Mother's Day is this Sunday, and I'm not a mother yet.
Last year, I remember turning to my husband at church on Mothers Day, beaming as I whispered, "Just think! Next year, I might actually BE a mother!"
I thought I would at least have a bun in the oven by now. But that wasn't God's plan. Not for this Mother's Day at least.
And so, this Sunday, I will go to church, surrounded by cooing babies and doting mothers. And while I'll be tempted to sulk in my circumstances and wallow in my heartache, I hope to "rejoice with those who rejoice." (Rom. 12:15) A lesson that God has been teaching me for some time now.
The truth is...my flesh doesn't want to rejoice with those who rejoice. It doesn't want to attend another baby shower or look at thousands of baby photos on Facebook or listen to the great "baby wise" debate.
"Because," says my flesh, "if I don't have one, then you shouldn't either."
But thanks be to God who has saved me from my own flesh! I am now able and equipped to rejoice with those who rejoice because "I have been crucified with Christ. It is no longer I who live, but Christ who lives in me. And the life I now live in the flesh I live by faith in the Son of God, who loved me and gave himself for me."
Because of Christ, I don't have to wish away anyone else's happiness. I am free to rejoice with those who rejoice.
But what exactly does rejoicing with others look like?
Before I talk about what it looks like, I think it might be helpful to talk about what it doesn't look like.
Over the past few months, I've learned that rejoicing with others doesn't mean masking or stifling your own suffering.
It's okay to hurt. It's okay to long for a baby or a husband or a job. It's okay to weep. Romans 12:15 tells us to "rejoice with those who rejoice," but it also tells us to "weep with those who weep." It's okay (and actually good) for others to see us weep so that they can be obedient to weep with us. The bible tells us to "bear one another's burdens" (Gal. 6:2). By hiding our suffering, we aren't allowing the body of Christ to function as it's intended to.
Rejoicing also doesn't mean just getting by with the cultural etiquette. For awhile, I thought that going to baby showers, cooing over babies and discussing cloth diapers was me showing my friends that I was rejoicing with them. And those actions, in and of themselves, aren't bad. But when those social conventions aren't paired with a rejoicing heart, they aren't good either.
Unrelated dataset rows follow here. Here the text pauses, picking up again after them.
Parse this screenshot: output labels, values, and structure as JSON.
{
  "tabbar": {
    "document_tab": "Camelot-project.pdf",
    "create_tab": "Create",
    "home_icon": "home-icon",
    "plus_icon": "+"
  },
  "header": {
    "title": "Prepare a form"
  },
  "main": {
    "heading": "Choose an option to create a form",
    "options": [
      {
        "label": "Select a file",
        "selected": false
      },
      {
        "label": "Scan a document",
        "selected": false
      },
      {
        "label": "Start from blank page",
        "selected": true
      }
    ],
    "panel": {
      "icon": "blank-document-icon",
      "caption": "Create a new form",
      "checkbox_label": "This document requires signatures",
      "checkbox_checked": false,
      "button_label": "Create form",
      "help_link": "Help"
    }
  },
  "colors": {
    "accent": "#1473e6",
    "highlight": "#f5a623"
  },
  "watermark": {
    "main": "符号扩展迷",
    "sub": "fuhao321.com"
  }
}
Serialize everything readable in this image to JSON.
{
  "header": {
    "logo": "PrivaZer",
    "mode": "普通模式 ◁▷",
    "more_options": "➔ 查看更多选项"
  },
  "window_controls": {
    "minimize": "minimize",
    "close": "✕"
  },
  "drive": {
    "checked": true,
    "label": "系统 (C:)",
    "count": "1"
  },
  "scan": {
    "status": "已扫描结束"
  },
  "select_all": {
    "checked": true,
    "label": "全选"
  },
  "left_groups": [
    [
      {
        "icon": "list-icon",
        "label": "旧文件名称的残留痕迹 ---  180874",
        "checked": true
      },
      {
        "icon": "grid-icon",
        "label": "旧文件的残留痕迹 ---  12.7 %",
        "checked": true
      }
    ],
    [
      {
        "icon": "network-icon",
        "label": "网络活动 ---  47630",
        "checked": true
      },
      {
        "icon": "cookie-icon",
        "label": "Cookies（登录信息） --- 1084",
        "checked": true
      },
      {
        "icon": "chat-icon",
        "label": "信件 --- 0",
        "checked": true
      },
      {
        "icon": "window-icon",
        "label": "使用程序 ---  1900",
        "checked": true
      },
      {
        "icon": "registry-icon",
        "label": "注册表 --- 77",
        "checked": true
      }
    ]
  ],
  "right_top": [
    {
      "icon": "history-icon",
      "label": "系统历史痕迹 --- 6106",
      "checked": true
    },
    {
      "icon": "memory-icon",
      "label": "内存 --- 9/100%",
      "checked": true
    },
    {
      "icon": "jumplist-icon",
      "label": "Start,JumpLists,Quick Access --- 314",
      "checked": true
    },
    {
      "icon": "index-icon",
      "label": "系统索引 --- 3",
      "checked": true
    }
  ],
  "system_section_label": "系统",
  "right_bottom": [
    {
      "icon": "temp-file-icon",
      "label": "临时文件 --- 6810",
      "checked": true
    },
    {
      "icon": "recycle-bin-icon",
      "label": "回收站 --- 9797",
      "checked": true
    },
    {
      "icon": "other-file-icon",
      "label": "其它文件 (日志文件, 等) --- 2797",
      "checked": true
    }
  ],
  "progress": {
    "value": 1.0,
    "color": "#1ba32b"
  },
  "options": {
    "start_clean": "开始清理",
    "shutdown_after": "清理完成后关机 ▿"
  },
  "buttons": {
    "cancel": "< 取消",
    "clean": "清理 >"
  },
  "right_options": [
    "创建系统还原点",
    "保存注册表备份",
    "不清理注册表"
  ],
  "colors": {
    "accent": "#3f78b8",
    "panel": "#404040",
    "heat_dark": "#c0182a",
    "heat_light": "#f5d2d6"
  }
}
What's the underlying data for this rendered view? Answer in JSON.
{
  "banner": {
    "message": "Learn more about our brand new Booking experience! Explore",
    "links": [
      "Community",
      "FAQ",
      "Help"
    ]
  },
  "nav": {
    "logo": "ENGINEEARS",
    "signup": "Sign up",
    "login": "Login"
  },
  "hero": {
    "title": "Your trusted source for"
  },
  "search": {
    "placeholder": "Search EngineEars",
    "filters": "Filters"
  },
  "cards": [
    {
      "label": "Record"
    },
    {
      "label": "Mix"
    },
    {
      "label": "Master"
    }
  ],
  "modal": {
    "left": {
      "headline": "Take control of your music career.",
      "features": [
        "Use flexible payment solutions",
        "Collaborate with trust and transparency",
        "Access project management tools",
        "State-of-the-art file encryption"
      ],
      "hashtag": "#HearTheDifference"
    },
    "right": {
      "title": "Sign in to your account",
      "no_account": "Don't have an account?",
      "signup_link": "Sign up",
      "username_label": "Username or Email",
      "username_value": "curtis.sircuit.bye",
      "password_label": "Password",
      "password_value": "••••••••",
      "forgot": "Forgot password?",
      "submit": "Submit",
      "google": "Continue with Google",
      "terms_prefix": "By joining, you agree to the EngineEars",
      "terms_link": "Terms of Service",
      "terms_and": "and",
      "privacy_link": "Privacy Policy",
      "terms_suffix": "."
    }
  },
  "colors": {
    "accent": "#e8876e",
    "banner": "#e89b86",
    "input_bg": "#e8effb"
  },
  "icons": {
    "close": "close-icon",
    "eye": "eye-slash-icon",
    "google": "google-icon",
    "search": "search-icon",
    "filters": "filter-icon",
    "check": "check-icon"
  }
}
You see, rejoice doesn't actually mean to "show joy." It means to be joyful. If we are trying to show joy without being joyful, we've missed the point.
So back to the initial question...what exactly does rejoicing with others look like?
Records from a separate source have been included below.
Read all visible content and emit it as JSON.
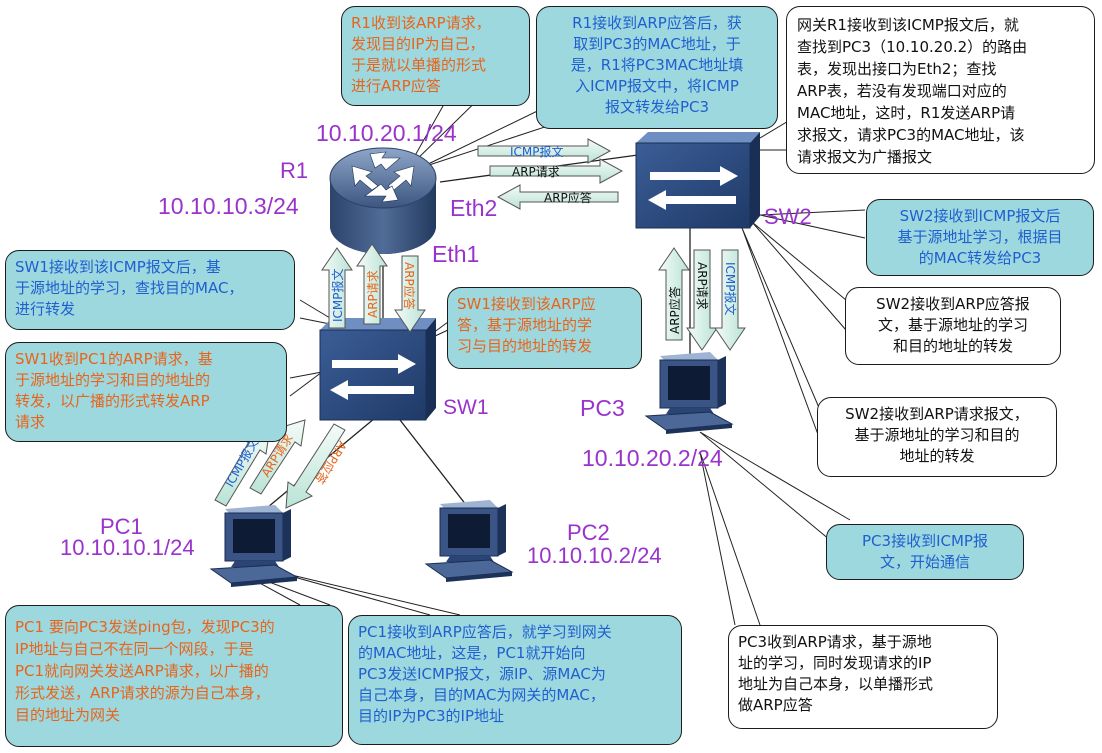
{
  "devices": {
    "r1": {
      "name": "R1",
      "ip_upper": "10.10.20.1/24",
      "ip_lower": "10.10.10.3/24",
      "eth1": "Eth1",
      "eth2": "Eth2"
    },
    "sw1": {
      "name": "SW1"
    },
    "sw2": {
      "name": "SW2"
    },
    "pc1": {
      "name": "PC1",
      "ip": "10.10.10.1/24"
    },
    "pc2": {
      "name": "PC2",
      "ip": "10.10.10.2/24"
    },
    "pc3": {
      "name": "PC3",
      "ip": "10.10.20.2/24"
    }
  },
  "arrows": {
    "r1_sw2_icmp": "ICMP报文",
    "r1_sw2_arp_req": "ARP请求",
    "r1_sw2_arp_reply": "ARP应答",
    "sw1_r1_icmp": "ICMP报文",
    "sw1_r1_arp_req": "ARP请求",
    "sw1_r1_arp_reply": "ARP应答",
    "pc1_sw1_icmp": "ICMP报文",
    "pc1_sw1_arp_req": "ARP请求",
    "pc1_sw1_arp_reply": "ARP应答",
    "sw2_pc3_arp_reply": "ARP应答",
    "sw2_pc3_arp_req": "ARP请求",
    "sw2_pc3_icmp": "ICMP报文"
  },
  "notes": {
    "r1_arp_request": "R1收到该ARP请求，\n发现目的IP为自己，\n于是就以单播的形式\n进行ARP应答",
    "r1_arp_reply": "R1接收到ARP应答后，获\n取到PC3的MAC地址，于\n是，R1将PC3MAC地址填\n入ICMP报文中，将ICMP\n报文转发给PC3",
    "gateway": "网关R1接收到该ICMP报文后，就\n查找到PC3（10.10.20.2）的路由\n表，发现出接口为Eth2；查找\nARP表，若没有发现端口对应的\nMAC地址，这时，R1发送ARP请\n求报文，请求PC3的MAC地址，该\n请求报文为广播报文",
    "sw2_icmp": "SW2接收到ICMP报文后\n基于源地址学习，根据目\n的MAC转发给PC3",
    "sw2_arp_reply": "SW2接收到ARP应答报\n文，基于源地址的学习\n和目的地址的转发",
    "sw2_arp_request": "SW2接收到ARP请求报文，\n基于源地址的学习和目的\n地址的转发",
    "pc3_icmp": "PC3接收到ICMP报\n文，开始通信",
    "pc3_arp": "PC3收到ARP请求，基于源地\n址的学习，同时发现请求的IP\n地址为自己本身，以单播形式\n做ARP应答",
    "sw1_icmp": "SW1接收到该ICMP报文后，基\n于源地址的学习，查找目的MAC，\n进行转发",
    "sw1_arp_reply": "SW1接收到该ARP应\n答，基于源地址的学\n习与目的地址的转发",
    "sw1_arp_request": "SW1收到PC1的ARP请求，基\n于源地址的学习和目的地址的\n转发，以广播的形式转发ARP\n请求",
    "pc1_ping": "PC1 要向PC3发送ping包，发现PC3的\nIP地址与自己不在同一个网段，于是\nPC1就向网关发送ARP请求，以广播的\n形式发送，ARP请求的源为自己本身，\n目的地址为网关",
    "pc1_arp_reply": "PC1接收到ARP应答后，就学习到网关\n的MAC地址，这是，PC1就开始向\nPC3发送ICMP报文，源IP、源MAC为\n自己本身，目的MAC为网关的MAC，\n目的IP为PC3的IP地址"
  },
  "colors": {
    "teal_note": "#9ed8df",
    "orange_text": "#e8641a",
    "blue_text": "#1f5fd0",
    "purple_label": "#9933cc",
    "switch_blue": "#2e4f86",
    "router_blue": "#46628f"
  }
}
In Psalm 92, we see what it looks like to rejoice:
It is good to give thanks to the LORD,
to sing praises to your name, O Most High;
to declare your steadfast love in the morning,
and your faithfulness by night,
to the music of the lute and the harp,
to the melody of the lyre.
For you, O LORD, have made me glad by your work;
at the works of your hands I sing for joy.
The psalmist shows us that real rejoicing is about rejoicing in God--in who he is and in what he has done.
We rightly rejoice, then, when we join with our fellow believers in giving thanks to the LORD and singing praises to his name.
We rightly rejoice when we see and declare his steadfast love, faithfulness, and other divine attributes.
We rightly rejoice when we are made glad by what he has accomplished.
Take a moment to think about what this might practically look like in your life. How can you rejoice with those who rejoice?
For me, it might look a little something like this...
Thank you, God, for your good gift of children. As your word says, children are a blessing from you. You are the author of life, and I praise you for so intimately knowing and creating these little ones and for so intimately knowing and creating me. I pray that they will grow up to experience the true, everlasting life that is found in you. I rejoice in experiencing your great redeeming love in my own life and pray that these little ones will one day know your faithfulness and will see your steadfast love as displayed on the cross. I thank you for graciously making your great name known to yet another generation.
You see, rejoicing isn't about being glad in those around us. It's about being glad in God with those around us. When we focus our gladness on who God is and what he's done, the "me vs. them" mentality disappears and an "us" mentality takes its place. Because the gospel isn't just about God redeeming me, it's about God redeeming a people, an "us", for himself.
Let us rejoice together in our great God...
But God, being rich in mercy, because of the great love with which he loved us, even when we were dead in our trespasses, made us alive together with Christ—by grace you have been saved—and raised us up with him and seated us with him in the heavenly places in Christ Jesus, so that in the coming ages he might show the immeasurable riches of his grace in kindness toward us in Christ Jesus. For by grace you have been saved through faith. And this is not your own doing; it is the gift of God, not a result of works, so that no one may boast. For we are his workmanship, created in Christ Jesus for good works, which God prepared beforehand, that we should walk in them. - Eph. 2:4-9
Thanks be to God.